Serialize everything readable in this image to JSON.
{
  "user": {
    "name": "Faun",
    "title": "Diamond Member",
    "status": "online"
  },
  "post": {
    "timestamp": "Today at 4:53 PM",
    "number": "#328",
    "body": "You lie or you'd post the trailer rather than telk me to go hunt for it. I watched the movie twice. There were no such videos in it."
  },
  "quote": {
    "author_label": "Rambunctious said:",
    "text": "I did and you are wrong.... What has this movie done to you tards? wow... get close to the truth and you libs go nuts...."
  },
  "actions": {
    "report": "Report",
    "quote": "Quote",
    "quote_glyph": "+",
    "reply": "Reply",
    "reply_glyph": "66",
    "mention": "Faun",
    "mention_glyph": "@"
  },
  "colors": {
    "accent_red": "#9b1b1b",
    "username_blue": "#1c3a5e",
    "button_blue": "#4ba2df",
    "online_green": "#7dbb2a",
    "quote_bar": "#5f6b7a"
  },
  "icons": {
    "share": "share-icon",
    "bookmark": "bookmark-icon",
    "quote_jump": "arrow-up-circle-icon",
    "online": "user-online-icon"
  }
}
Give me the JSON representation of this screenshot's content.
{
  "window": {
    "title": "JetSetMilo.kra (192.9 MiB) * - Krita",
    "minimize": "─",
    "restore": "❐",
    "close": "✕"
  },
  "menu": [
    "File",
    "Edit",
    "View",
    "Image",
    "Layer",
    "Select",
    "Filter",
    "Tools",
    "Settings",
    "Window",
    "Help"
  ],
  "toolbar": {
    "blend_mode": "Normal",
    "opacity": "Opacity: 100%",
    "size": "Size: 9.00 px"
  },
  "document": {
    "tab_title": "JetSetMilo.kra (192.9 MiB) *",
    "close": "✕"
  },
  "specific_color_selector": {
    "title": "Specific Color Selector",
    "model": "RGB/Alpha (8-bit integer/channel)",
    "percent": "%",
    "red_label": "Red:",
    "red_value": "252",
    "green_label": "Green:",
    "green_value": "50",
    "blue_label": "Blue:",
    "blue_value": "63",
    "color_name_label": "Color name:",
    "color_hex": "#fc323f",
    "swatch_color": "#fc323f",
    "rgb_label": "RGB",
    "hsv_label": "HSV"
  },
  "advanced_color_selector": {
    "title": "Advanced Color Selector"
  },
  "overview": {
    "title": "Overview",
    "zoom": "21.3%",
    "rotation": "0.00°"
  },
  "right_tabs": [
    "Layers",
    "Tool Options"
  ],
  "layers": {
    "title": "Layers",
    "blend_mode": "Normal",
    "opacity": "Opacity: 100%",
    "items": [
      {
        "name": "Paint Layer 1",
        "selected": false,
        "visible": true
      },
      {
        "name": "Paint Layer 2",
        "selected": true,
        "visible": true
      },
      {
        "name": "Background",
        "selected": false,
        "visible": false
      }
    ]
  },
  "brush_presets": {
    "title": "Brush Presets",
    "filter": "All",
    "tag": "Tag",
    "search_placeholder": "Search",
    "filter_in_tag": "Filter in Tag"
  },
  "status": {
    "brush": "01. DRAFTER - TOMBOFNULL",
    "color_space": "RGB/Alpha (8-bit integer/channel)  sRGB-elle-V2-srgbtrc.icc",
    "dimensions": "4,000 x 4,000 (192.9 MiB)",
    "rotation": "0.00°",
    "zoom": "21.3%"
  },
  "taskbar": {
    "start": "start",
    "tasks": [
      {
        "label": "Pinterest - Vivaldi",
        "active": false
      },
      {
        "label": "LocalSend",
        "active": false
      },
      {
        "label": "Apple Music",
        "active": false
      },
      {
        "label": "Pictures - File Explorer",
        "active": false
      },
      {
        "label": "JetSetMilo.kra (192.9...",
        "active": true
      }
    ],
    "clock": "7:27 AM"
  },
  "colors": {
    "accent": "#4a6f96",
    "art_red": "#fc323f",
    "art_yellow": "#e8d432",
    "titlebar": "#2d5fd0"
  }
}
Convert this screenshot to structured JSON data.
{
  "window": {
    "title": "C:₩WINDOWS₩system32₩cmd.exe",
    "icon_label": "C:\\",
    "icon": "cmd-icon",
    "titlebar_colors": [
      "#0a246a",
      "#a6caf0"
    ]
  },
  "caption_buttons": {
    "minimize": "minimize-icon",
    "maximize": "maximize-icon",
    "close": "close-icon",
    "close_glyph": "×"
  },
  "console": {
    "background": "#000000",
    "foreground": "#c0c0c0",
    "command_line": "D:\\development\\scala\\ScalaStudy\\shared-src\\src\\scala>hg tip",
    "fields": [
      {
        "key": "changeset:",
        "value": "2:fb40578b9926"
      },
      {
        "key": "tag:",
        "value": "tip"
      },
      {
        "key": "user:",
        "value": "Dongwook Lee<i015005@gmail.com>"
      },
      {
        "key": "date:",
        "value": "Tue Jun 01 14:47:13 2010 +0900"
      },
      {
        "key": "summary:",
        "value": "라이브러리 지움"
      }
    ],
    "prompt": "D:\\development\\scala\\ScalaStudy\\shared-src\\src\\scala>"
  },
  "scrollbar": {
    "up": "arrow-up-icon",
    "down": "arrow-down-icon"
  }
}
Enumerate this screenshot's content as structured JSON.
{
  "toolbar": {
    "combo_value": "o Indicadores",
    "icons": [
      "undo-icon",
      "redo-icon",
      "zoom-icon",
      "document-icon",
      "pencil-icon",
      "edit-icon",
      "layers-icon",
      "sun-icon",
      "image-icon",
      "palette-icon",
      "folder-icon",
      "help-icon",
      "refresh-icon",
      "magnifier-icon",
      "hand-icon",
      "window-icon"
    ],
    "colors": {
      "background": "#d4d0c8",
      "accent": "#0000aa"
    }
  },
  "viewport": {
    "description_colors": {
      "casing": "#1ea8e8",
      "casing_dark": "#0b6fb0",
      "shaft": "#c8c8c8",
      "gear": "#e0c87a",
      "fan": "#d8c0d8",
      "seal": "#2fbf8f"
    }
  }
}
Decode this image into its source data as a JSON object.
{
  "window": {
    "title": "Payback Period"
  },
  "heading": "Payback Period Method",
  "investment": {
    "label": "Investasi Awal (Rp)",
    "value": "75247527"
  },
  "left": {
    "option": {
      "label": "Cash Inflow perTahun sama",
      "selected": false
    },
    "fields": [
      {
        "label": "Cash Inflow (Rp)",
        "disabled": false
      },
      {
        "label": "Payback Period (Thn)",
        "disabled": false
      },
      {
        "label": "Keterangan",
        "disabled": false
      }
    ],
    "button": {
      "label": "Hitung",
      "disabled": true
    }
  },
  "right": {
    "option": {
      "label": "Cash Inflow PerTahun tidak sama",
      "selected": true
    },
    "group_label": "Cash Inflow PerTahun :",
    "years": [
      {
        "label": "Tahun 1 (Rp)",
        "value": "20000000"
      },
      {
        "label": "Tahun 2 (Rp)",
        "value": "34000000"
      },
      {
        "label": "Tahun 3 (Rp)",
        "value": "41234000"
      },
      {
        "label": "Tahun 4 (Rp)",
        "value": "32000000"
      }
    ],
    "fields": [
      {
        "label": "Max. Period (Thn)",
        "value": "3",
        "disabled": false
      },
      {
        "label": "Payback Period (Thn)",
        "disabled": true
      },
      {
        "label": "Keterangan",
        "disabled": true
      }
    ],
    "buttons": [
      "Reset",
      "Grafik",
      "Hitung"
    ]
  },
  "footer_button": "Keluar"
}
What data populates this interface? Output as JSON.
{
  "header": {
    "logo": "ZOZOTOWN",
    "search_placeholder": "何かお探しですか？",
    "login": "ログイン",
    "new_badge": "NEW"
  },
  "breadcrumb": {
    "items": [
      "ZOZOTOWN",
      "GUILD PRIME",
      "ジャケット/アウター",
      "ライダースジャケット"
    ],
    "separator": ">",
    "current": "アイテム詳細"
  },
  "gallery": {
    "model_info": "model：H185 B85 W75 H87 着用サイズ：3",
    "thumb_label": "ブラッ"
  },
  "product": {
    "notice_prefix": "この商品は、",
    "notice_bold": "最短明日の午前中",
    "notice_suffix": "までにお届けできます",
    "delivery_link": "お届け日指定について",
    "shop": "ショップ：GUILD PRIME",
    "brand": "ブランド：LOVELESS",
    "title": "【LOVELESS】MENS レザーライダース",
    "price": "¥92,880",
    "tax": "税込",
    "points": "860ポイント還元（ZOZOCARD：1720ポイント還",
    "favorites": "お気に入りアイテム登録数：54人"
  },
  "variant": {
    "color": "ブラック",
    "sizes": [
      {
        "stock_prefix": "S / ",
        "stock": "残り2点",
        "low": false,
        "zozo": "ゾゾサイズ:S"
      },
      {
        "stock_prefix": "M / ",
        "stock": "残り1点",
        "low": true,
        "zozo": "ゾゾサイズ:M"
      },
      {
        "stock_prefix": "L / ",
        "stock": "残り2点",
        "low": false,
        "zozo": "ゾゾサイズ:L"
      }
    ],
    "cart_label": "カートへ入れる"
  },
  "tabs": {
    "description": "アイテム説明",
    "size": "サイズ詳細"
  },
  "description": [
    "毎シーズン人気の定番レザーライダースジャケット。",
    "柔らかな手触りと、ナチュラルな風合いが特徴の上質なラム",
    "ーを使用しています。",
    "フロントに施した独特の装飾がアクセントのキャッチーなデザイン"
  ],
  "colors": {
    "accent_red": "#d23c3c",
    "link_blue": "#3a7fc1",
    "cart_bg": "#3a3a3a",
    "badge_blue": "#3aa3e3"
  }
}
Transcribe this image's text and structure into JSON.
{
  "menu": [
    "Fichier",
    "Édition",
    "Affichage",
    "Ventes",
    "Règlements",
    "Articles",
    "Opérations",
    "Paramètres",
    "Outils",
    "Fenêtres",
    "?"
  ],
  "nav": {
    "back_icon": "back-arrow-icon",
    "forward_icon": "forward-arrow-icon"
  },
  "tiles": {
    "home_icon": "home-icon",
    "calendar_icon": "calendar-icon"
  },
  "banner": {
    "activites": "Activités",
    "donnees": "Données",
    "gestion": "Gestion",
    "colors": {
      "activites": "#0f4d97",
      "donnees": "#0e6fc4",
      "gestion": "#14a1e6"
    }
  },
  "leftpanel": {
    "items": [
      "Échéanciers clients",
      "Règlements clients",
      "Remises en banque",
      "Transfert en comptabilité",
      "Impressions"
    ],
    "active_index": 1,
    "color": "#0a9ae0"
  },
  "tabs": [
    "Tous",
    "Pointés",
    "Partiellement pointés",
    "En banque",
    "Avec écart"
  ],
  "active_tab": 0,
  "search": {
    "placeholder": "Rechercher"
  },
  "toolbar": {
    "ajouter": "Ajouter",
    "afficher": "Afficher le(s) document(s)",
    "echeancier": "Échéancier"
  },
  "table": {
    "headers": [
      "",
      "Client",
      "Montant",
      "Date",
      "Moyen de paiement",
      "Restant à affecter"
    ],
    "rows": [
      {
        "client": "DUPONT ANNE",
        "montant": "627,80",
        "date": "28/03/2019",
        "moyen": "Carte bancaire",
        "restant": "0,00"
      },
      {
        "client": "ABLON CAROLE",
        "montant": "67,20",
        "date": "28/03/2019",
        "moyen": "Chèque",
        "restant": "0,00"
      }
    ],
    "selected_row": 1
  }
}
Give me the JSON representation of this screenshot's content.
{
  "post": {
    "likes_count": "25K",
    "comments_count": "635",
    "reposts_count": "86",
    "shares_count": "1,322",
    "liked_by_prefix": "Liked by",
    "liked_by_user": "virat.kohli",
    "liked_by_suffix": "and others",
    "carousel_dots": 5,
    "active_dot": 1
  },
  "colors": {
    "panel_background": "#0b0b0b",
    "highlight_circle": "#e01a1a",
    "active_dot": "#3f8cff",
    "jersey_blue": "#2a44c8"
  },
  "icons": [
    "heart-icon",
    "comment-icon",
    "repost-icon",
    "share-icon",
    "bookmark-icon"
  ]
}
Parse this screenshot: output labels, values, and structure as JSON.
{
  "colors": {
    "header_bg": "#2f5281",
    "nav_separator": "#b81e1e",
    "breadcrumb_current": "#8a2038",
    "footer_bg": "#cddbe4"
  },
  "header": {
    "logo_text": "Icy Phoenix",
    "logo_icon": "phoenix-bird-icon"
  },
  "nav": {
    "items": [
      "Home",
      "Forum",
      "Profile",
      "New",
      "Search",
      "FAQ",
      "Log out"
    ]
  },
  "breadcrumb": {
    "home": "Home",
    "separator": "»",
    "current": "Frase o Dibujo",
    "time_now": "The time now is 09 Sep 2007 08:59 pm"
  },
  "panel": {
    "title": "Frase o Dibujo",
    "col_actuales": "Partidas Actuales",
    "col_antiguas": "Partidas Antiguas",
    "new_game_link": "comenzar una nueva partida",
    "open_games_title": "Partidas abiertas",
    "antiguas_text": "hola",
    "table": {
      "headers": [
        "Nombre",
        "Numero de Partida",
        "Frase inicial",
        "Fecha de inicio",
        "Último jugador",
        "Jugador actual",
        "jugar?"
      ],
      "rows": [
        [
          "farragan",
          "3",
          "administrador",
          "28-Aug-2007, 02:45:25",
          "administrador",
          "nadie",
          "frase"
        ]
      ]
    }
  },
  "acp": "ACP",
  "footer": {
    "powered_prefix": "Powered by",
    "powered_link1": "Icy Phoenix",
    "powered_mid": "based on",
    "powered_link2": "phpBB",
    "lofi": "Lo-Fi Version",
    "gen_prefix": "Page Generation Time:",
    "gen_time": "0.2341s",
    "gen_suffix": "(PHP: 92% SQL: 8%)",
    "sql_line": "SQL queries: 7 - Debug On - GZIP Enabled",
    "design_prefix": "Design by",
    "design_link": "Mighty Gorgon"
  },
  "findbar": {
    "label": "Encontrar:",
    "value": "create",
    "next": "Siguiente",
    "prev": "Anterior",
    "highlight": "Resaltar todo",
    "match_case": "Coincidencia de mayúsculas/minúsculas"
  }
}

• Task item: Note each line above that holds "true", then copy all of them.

• Response area:
        "visible": true
        "selected": true,
        "visible": true
        "active": true
      "disabled": true
      "selected": true
        "disabled": true
        "disabled": true
        "low": true,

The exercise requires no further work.